_Exercise input_
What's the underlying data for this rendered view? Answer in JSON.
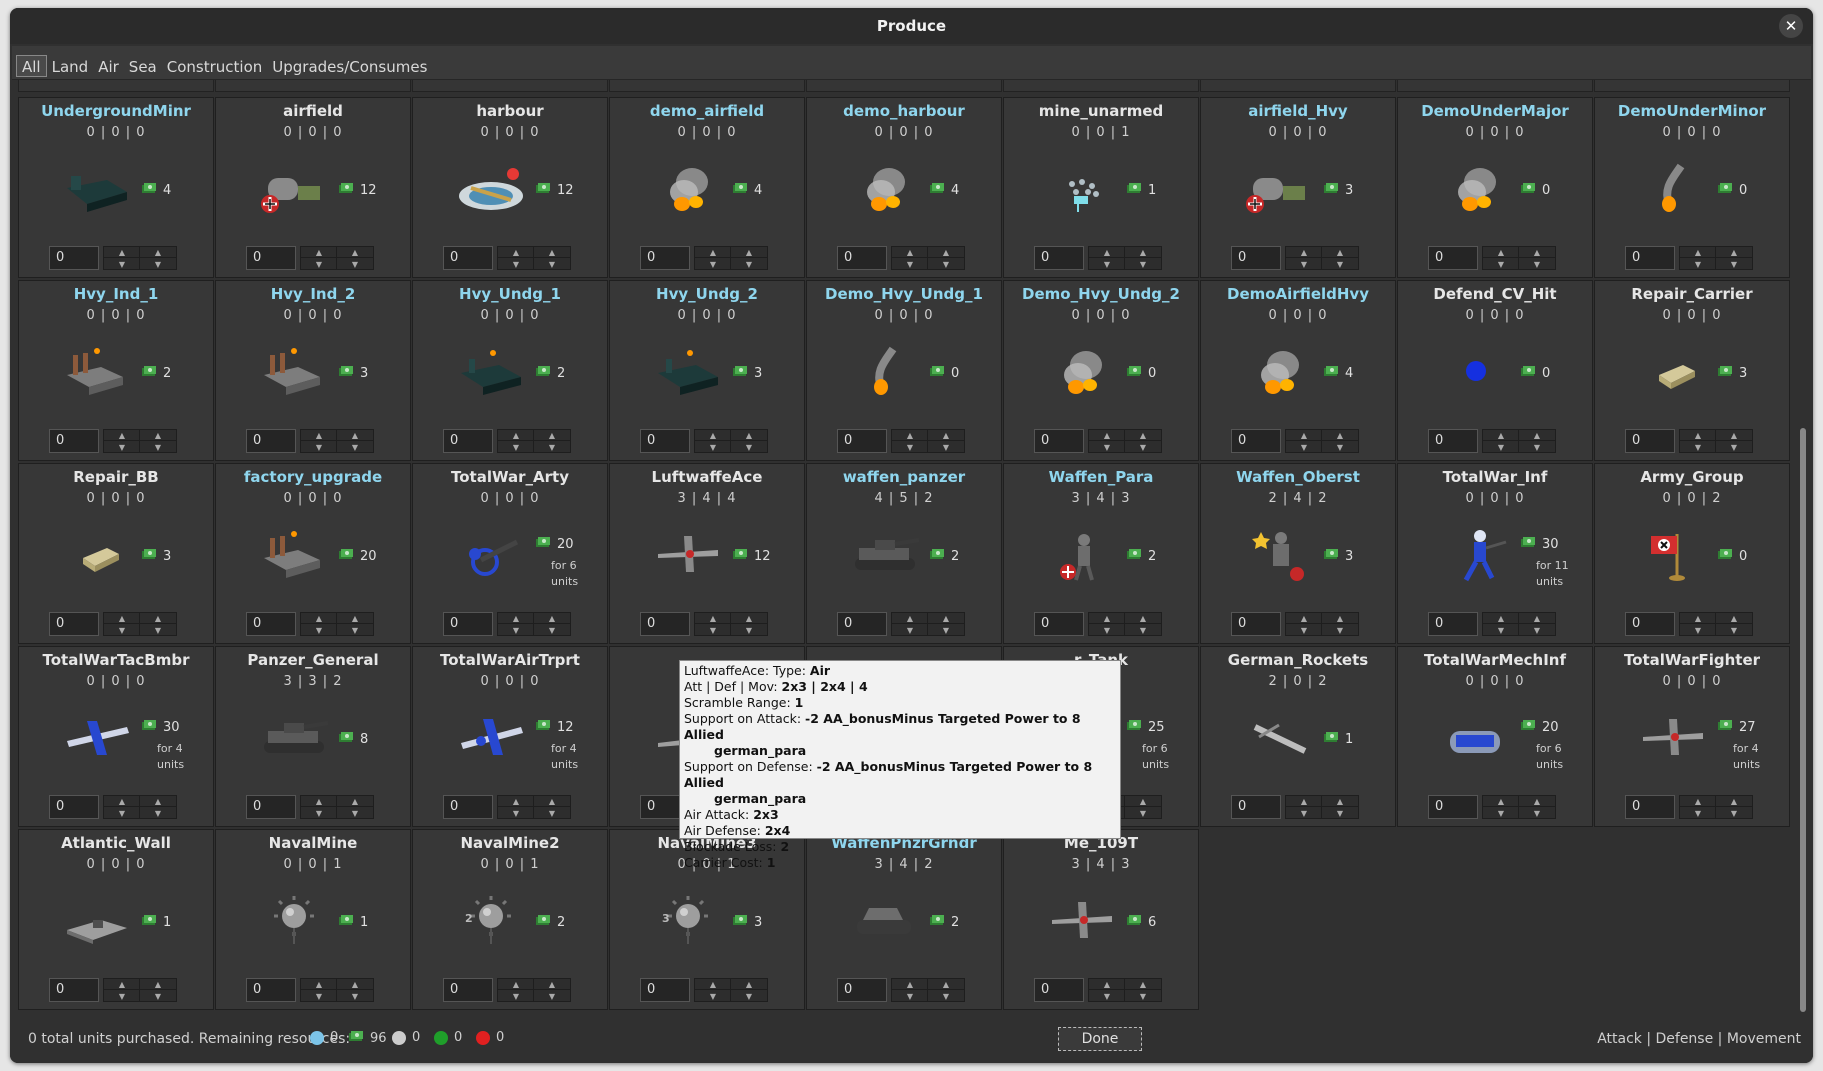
{
  "window": {
    "title": "Produce",
    "close": "✕"
  },
  "tabs": [
    "All",
    "Land",
    "Air",
    "Sea",
    "Construction",
    "Upgrades/Consumes"
  ],
  "units": [
    {
      "name": "UndergroundMinr",
      "blue": true,
      "stats": "0 | 0 | 0",
      "cost": "4",
      "icon": "underground-mine-icon",
      "qty": "0"
    },
    {
      "name": "airfield",
      "blue": false,
      "stats": "0 | 0 | 0",
      "cost": "12",
      "icon": "airfield-icon",
      "qty": "0"
    },
    {
      "name": "harbour",
      "blue": false,
      "stats": "0 | 0 | 0",
      "cost": "12",
      "icon": "harbour-icon",
      "qty": "0"
    },
    {
      "name": "demo_airfield",
      "blue": true,
      "stats": "0 | 0 | 0",
      "cost": "4",
      "icon": "fire-icon",
      "qty": "0"
    },
    {
      "name": "demo_harbour",
      "blue": true,
      "stats": "0 | 0 | 0",
      "cost": "4",
      "icon": "fire-icon",
      "qty": "0"
    },
    {
      "name": "mine_unarmed",
      "blue": false,
      "stats": "0 | 0 | 1",
      "cost": "1",
      "icon": "minefield-icon",
      "qty": "0"
    },
    {
      "name": "airfield_Hvy",
      "blue": true,
      "stats": "0 | 0 | 0",
      "cost": "3",
      "icon": "airfield-icon",
      "qty": "0"
    },
    {
      "name": "DemoUnderMajor",
      "blue": true,
      "stats": "0 | 0 | 0",
      "cost": "0",
      "icon": "fire-icon",
      "qty": "0"
    },
    {
      "name": "DemoUnderMinor",
      "blue": true,
      "stats": "0 | 0 | 0",
      "cost": "0",
      "icon": "flame-icon",
      "qty": "0"
    },
    {
      "name": "Hvy_Ind_1",
      "blue": true,
      "stats": "0 | 0 | 0",
      "cost": "2",
      "icon": "factory-icon",
      "qty": "0"
    },
    {
      "name": "Hvy_Ind_2",
      "blue": true,
      "stats": "0 | 0 | 0",
      "cost": "3",
      "icon": "factory-icon",
      "qty": "0"
    },
    {
      "name": "Hvy_Undg_1",
      "blue": true,
      "stats": "0 | 0 | 0",
      "cost": "2",
      "icon": "underground-factory-icon",
      "qty": "0"
    },
    {
      "name": "Hvy_Undg_2",
      "blue": true,
      "stats": "0 | 0 | 0",
      "cost": "3",
      "icon": "underground-factory-icon",
      "qty": "0"
    },
    {
      "name": "Demo_Hvy_Undg_1",
      "blue": true,
      "stats": "0 | 0 | 0",
      "cost": "0",
      "icon": "flame-icon",
      "qty": "0"
    },
    {
      "name": "Demo_Hvy_Undg_2",
      "blue": true,
      "stats": "0 | 0 | 0",
      "cost": "0",
      "icon": "fire-icon",
      "qty": "0"
    },
    {
      "name": "DemoAirfieldHvy",
      "blue": true,
      "stats": "0 | 0 | 0",
      "cost": "4",
      "icon": "fire-icon",
      "qty": "0"
    },
    {
      "name": "Defend_CV_Hit",
      "blue": false,
      "stats": "0 | 0 | 0",
      "cost": "0",
      "icon": "blue-dot-icon",
      "qty": "0"
    },
    {
      "name": "Repair_Carrier",
      "blue": false,
      "stats": "0 | 0 | 0",
      "cost": "3",
      "icon": "money-stack-icon",
      "qty": "0"
    },
    {
      "name": "Repair_BB",
      "blue": false,
      "stats": "0 | 0 | 0",
      "cost": "3",
      "icon": "money-stack-icon",
      "qty": "0"
    },
    {
      "name": "factory_upgrade",
      "blue": true,
      "stats": "0 | 0 | 0",
      "cost": "20",
      "icon": "factory-icon",
      "qty": "0"
    },
    {
      "name": "TotalWar_Arty",
      "blue": false,
      "stats": "0 | 0 | 0",
      "cost": "20",
      "for_units": "for 6 units",
      "icon": "artillery-icon",
      "qty": "0"
    },
    {
      "name": "LuftwaffeAce",
      "blue": false,
      "stats": "3 | 4 | 4",
      "cost": "12",
      "icon": "fighter-plane-icon",
      "qty": "0"
    },
    {
      "name": "waffen_panzer",
      "blue": true,
      "stats": "4 | 5 | 2",
      "cost": "2",
      "icon": "tank-icon",
      "qty": "0"
    },
    {
      "name": "Waffen_Para",
      "blue": true,
      "stats": "3 | 4 | 3",
      "cost": "2",
      "icon": "paratrooper-icon",
      "qty": "0"
    },
    {
      "name": "Waffen_Oberst",
      "blue": true,
      "stats": "2 | 4 | 2",
      "cost": "3",
      "icon": "officer-icon",
      "qty": "0"
    },
    {
      "name": "TotalWar_Inf",
      "blue": false,
      "stats": "0 | 0 | 0",
      "cost": "30",
      "for_units": "for 11 units",
      "icon": "infantry-icon",
      "qty": "0"
    },
    {
      "name": "Army_Group",
      "blue": false,
      "stats": "0 | 0 | 2",
      "cost": "0",
      "icon": "flag-icon",
      "qty": "0"
    },
    {
      "name": "TotalWarTacBmbr",
      "blue": false,
      "stats": "0 | 0 | 0",
      "cost": "30",
      "for_units": "for 4 units",
      "icon": "bomber-plane-icon",
      "qty": "0"
    },
    {
      "name": "Panzer_General",
      "blue": false,
      "stats": "3 | 3 | 2",
      "cost": "8",
      "icon": "tank-icon",
      "qty": "0"
    },
    {
      "name": "TotalWarAirTrprt",
      "blue": false,
      "stats": "0 | 0 | 0",
      "cost": "12",
      "for_units": "for 4 units",
      "icon": "transport-plane-icon",
      "qty": "0"
    },
    {
      "name": "",
      "blue": false,
      "stats": "",
      "cost": "",
      "icon": "plane-icon",
      "qty": "0"
    },
    {
      "name": "",
      "blue": false,
      "stats": "",
      "cost": "",
      "icon": "",
      "qty": "0"
    },
    {
      "name": "r_Tank",
      "blue": false,
      "stats": "0",
      "cost": "25",
      "for_units": "for 6 units",
      "icon": "",
      "qty": "0"
    },
    {
      "name": "German_Rockets",
      "blue": false,
      "stats": "2 | 0 | 2",
      "cost": "1",
      "icon": "rocket-icon",
      "qty": "0"
    },
    {
      "name": "TotalWarMechInf",
      "blue": false,
      "stats": "0 | 0 | 0",
      "cost": "20",
      "for_units": "for 6 units",
      "icon": "mech-infantry-icon",
      "qty": "0"
    },
    {
      "name": "TotalWarFighter",
      "blue": false,
      "stats": "0 | 0 | 0",
      "cost": "27",
      "for_units": "for 4 units",
      "icon": "fighter-plane-icon",
      "qty": "0"
    },
    {
      "name": "Atlantic_Wall",
      "blue": false,
      "stats": "0 | 0 | 0",
      "cost": "1",
      "icon": "bunker-icon",
      "qty": "0"
    },
    {
      "name": "NavalMine",
      "blue": false,
      "stats": "0 | 0 | 1",
      "cost": "1",
      "icon": "naval-mine-icon",
      "qty": "0"
    },
    {
      "name": "NavalMine2",
      "blue": false,
      "stats": "0 | 0 | 1",
      "cost": "2",
      "icon": "naval-mine-icon",
      "mine_digit": "2",
      "qty": "0"
    },
    {
      "name": "NavalMine3",
      "blue": false,
      "stats": "0 | 0 | 1",
      "cost": "3",
      "icon": "naval-mine-icon",
      "mine_digit": "3",
      "qty": "0"
    },
    {
      "name": "WaffenPnzrGrndr",
      "blue": true,
      "stats": "3 | 4 | 2",
      "cost": "2",
      "icon": "halftrack-icon",
      "qty": "0"
    },
    {
      "name": "Me_109T",
      "blue": false,
      "stats": "3 | 4 | 3",
      "cost": "6",
      "icon": "fighter-plane-icon",
      "qty": "0"
    }
  ],
  "tooltip": {
    "lines": [
      {
        "pre": "LuftwaffeAce: Type: ",
        "bold": "Air"
      },
      {
        "pre": "Att | Def | Mov: ",
        "bold": "2x3 | 2x4 | 4"
      },
      {
        "pre": "Scramble Range: ",
        "bold": "1"
      },
      {
        "pre": "Support on Attack: ",
        "bold": "-2 AA_bonusMinus Targeted Power to 8 Allied"
      },
      {
        "indent": "german_para"
      },
      {
        "pre": "Support on Defense: ",
        "bold": "-2 AA_bonusMinus Targeted Power to 8 Allied"
      },
      {
        "indent": "german_para"
      },
      {
        "pre": "Air Attack: ",
        "bold": "2x3"
      },
      {
        "pre": "Air Defense: ",
        "bold": "2x4"
      },
      {
        "pre": "Blockade Loss: ",
        "bold": "2"
      },
      {
        "pre": "Carrier Cost: ",
        "bold": "1"
      }
    ]
  },
  "footer": {
    "summary": "0 total units purchased. Remaining resources:",
    "resources": [
      {
        "icon": "flask-icon",
        "value": "0",
        "color": "#7cc4e8"
      },
      {
        "icon": "money-icon",
        "value": "96",
        "color": "#4caf50"
      },
      {
        "icon": "skull-icon",
        "value": "0",
        "color": "#cccccc"
      },
      {
        "icon": "green-globe-icon",
        "value": "0",
        "color": "#1f9e2a"
      },
      {
        "icon": "red-globe-icon",
        "value": "0",
        "color": "#e02020"
      }
    ],
    "done": "Done",
    "legend": "Attack | Defense | Movement"
  },
  "colors": {
    "blue_name": "#8fd6ee",
    "background": "#303030"
  }
}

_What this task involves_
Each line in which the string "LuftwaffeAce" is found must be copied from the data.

_Answer to this task_
      "name": "LuftwaffeAce",
        "pre": "LuftwaffeAce: Type: ",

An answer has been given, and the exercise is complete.